Your assignment
Can you quote the records below in full, word for word?
————————
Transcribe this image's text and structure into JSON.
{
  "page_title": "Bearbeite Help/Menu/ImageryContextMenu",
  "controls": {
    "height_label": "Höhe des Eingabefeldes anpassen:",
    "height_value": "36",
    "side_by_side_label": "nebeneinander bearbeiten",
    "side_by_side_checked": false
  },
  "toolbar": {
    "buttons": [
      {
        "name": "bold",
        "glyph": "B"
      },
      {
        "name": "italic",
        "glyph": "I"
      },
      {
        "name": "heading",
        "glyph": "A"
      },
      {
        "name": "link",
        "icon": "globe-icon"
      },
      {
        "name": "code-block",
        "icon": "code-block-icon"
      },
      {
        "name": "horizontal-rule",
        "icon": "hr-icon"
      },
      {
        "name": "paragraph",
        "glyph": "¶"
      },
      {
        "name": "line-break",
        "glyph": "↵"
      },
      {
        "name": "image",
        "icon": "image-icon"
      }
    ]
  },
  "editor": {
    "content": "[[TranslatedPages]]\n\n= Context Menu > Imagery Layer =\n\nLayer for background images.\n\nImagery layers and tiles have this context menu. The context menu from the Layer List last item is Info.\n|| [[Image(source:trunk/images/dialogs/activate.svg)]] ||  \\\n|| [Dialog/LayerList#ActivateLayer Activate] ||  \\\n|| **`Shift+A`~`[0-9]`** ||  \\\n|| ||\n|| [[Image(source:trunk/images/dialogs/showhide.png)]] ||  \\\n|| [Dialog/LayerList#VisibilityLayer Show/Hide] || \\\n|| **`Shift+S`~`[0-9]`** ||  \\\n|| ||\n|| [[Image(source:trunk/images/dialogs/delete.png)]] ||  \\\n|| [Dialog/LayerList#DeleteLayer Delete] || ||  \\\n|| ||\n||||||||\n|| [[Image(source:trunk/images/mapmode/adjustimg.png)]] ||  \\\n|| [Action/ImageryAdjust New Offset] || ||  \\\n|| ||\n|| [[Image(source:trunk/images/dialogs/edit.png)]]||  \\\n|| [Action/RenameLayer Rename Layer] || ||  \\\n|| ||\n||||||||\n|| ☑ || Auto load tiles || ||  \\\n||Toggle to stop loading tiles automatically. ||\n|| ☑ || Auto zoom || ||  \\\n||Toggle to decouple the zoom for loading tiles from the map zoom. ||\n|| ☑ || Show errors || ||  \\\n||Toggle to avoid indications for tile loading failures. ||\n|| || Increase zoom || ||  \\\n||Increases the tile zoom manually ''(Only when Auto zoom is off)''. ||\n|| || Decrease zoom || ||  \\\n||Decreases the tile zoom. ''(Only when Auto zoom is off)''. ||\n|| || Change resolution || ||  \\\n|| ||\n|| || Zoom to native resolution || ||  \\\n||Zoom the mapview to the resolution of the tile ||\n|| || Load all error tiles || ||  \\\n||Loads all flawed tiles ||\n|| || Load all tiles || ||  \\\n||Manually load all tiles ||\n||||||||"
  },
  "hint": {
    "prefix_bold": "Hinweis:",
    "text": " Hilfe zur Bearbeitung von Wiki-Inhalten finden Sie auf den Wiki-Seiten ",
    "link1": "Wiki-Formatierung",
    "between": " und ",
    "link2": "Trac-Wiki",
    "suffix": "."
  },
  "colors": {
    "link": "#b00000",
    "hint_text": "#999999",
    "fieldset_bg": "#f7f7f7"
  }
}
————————
Task result
Transcribe this image's text and structure into JSON.
{
  "page_title": "Bearbeite Help/Menu/ImageryContextMenu",
  "controls": {
    "height_label": "Höhe des Eingabefeldes anpassen:",
    "height_value": "36",
    "side_by_side_label": "nebeneinander bearbeiten",
    "side_by_side_checked": false
  },
  "toolbar": {
    "buttons": [
      {
        "name": "bold",
        "glyph": "B"
      },
      {
        "name": "italic",
        "glyph": "I"
      },
      {
        "name": "heading",
        "glyph": "A"
      },
      {
        "name": "link",
        "icon": "globe-icon"
      },
      {
        "name": "code-block",
        "icon": "code-block-icon"
      },
      {
        "name": "horizontal-rule",
        "icon": "hr-icon"
      },
      {
        "name": "paragraph",
        "glyph": "¶"
      },
      {
        "name": "line-break",
        "glyph": "↵"
      },
      {
        "name": "image",
        "icon": "image-icon"
      }
    ]
  },
  "editor": {
    "content": "[[TranslatedPages]]\n\n= Context Menu > Imagery Layer =\n\nLayer for background images.\n\nImagery layers and tiles have this context menu. The context menu from the Layer List last item is Info.\n|| [[Image(source:trunk/images/dialogs/activate.svg)]] ||  \\\n|| [Dialog/LayerList#ActivateLayer Activate] ||  \\\n|| **`Shift+A`~`[0-9]`** ||  \\\n|| ||\n|| [[Image(source:trunk/images/dialogs/showhide.png)]] ||  \\\n|| [Dialog/LayerList#VisibilityLayer Show/Hide] || \\\n|| **`Shift+S`~`[0-9]`** ||  \\\n|| ||\n|| [[Image(source:trunk/images/dialogs/delete.png)]] ||  \\\n|| [Dialog/LayerList#DeleteLayer Delete] || ||  \\\n|| ||\n||||||||\n|| [[Image(source:trunk/images/mapmode/adjustimg.png)]] ||  \\\n|| [Action/ImageryAdjust New Offset] || ||  \\\n|| ||\n|| [[Image(source:trunk/images/dialogs/edit.png)]]||  \\\n|| [Action/RenameLayer Rename Layer] || ||  \\\n|| ||\n||||||||\n|| ☑ || Auto load tiles || ||  \\\n||Toggle to stop loading tiles automatically. ||\n|| ☑ || Auto zoom || ||  \\\n||Toggle to decouple the zoom for loading tiles from the map zoom. ||\n|| ☑ || Show errors || ||  \\\n||Toggle to avoid indications for tile loading failures. ||\n|| || Increase zoom || ||  \\\n||Increases the tile zoom manually ''(Only when Auto zoom is off)''. ||\n|| || Decrease zoom || ||  \\\n||Decreases the tile zoom. ''(Only when Auto zoom is off)''. ||\n|| || Change resolution || ||  \\\n|| ||\n|| || Zoom to native resolution || ||  \\\n||Zoom the mapview to the resolution of the tile ||\n|| || Load all error tiles || ||  \\\n||Loads all flawed tiles ||\n|| || Load all tiles || ||  \\\n||Manually load all tiles ||\n||||||||"
  },
  "hint": {
    "prefix_bold": "Hinweis:",
    "text": " Hilfe zur Bearbeitung von Wiki-Inhalten finden Sie auf den Wiki-Seiten ",
    "link1": "Wiki-Formatierung",
    "between": " und ",
    "link2": "Trac-Wiki",
    "suffix": "."
  },
  "colors": {
    "link": "#b00000",
    "hint_text": "#999999",
    "fieldset_bg": "#f7f7f7"
  }
}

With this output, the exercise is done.